We have also clarified the role of Bishop Henry Phillpotts in relation to slavery. An article entitled Bishop Phillpotts and Slavery was published in the 2020 Report and Transactions of the Devonshire Association, Vol. 152, pp. 193-206. It makes clear that the bishop was not a slave-owner, but that he had a brother Thomas who was. 

2015 UCL workshop:
In November 2015 the Legacies of British Slave-ownership project at University College, London (UCL LBS) held one of their full-day outreach workshops in Exeter, and we collaborated with them. About 70 people attended. Both UCL and LDSG presented papers.

Exhibition posters:
In conjunction with that workshop, UCL produced a very informative exhibition of five posters about the history of slave-ownership. Three posters outline the overall national story, while the other two, for which the LDSG contributed material from their research, focus on Devon:

These posters can be printed in A4 format, for use in the classroom.

Laminated copies of these posters (each measuring 33 inches high by 70 inches wide) are freely available for display in schools, libraries and museums around Devon. So far they have been displayed at the Devon Heritage Centre, Exeter Community Centre, the Devon and Exeter Institution, Tiverton Museum, and at a few schools. If you would like to borrow them, please contact DDE at

People of African descent are not immediately visible in the history of Devon. These two ‘trails’ offer a starting point for uncovering the evidence to help us build up a picture of members of this group and their contributions to the county'’s history.
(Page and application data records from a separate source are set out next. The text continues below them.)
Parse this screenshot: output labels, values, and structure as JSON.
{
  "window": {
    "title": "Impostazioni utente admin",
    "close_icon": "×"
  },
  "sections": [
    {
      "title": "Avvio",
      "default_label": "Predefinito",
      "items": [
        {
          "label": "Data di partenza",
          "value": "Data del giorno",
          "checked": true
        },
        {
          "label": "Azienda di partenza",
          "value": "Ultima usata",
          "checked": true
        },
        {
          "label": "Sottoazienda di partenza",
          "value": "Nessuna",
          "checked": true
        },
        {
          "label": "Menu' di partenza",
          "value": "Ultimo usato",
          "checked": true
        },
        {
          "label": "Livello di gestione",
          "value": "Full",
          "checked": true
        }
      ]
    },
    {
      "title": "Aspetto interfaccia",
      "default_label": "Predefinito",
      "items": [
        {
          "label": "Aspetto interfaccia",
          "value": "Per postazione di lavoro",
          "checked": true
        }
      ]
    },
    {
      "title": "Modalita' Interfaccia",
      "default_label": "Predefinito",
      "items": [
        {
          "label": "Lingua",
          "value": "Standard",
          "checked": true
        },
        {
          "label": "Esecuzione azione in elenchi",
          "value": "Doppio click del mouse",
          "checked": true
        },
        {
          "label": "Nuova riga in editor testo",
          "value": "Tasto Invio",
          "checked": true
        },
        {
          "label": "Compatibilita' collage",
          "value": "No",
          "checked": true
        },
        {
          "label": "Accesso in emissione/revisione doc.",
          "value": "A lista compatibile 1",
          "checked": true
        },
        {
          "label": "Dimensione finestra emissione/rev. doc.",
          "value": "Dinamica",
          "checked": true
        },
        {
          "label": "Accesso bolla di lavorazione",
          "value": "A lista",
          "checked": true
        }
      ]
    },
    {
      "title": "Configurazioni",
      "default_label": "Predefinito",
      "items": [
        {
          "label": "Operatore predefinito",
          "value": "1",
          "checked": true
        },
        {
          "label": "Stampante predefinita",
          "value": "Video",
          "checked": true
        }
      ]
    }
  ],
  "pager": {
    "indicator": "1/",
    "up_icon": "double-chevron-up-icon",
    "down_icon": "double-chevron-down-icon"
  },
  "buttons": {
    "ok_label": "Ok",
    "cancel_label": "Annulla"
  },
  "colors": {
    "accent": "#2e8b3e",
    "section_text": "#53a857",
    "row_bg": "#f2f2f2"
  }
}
Starting to trace Black History in Devon

Starting to trace Black History in Exeter

A ceremony to mark the Bicentenary of the British Act of Parliament to end slave trading on British ships was held on Exeter Cathedral Green on Sunday 25 March 2007. Here is the transcript.

For a general introduction to the topic of Devon’s link with slavery, see three papers produced by Lucy MacKeith:

Her 2003 booklet ‘Local Black History: A Beginning in Devon’

Her paper 'Unravelling Devon Involvement in Slave-ownership', presented at the 2015 UCL workshop

Her Powerpoint presentation From the Margins to the Middle and the recording of her talk, given at the Hidden Histories Seminar, held in Plymouth in 2016.

We are not the only people researching Devon’s connection with transatlantic slavery. Local historian Todd Gray gives talks and has published works on this theme. His work may also be found online.

Contacts and resources:

Are you interested in working with us? If so, please contact us at DDE: We meet regularly to discuss issues, and are open to suggestions.

If you want to do your own independent research, here are some useful links.

We would welcome your sharing with us any interesting information on Devon’s link to slavery that you collect, as it will help us to build a fuller picture of this history.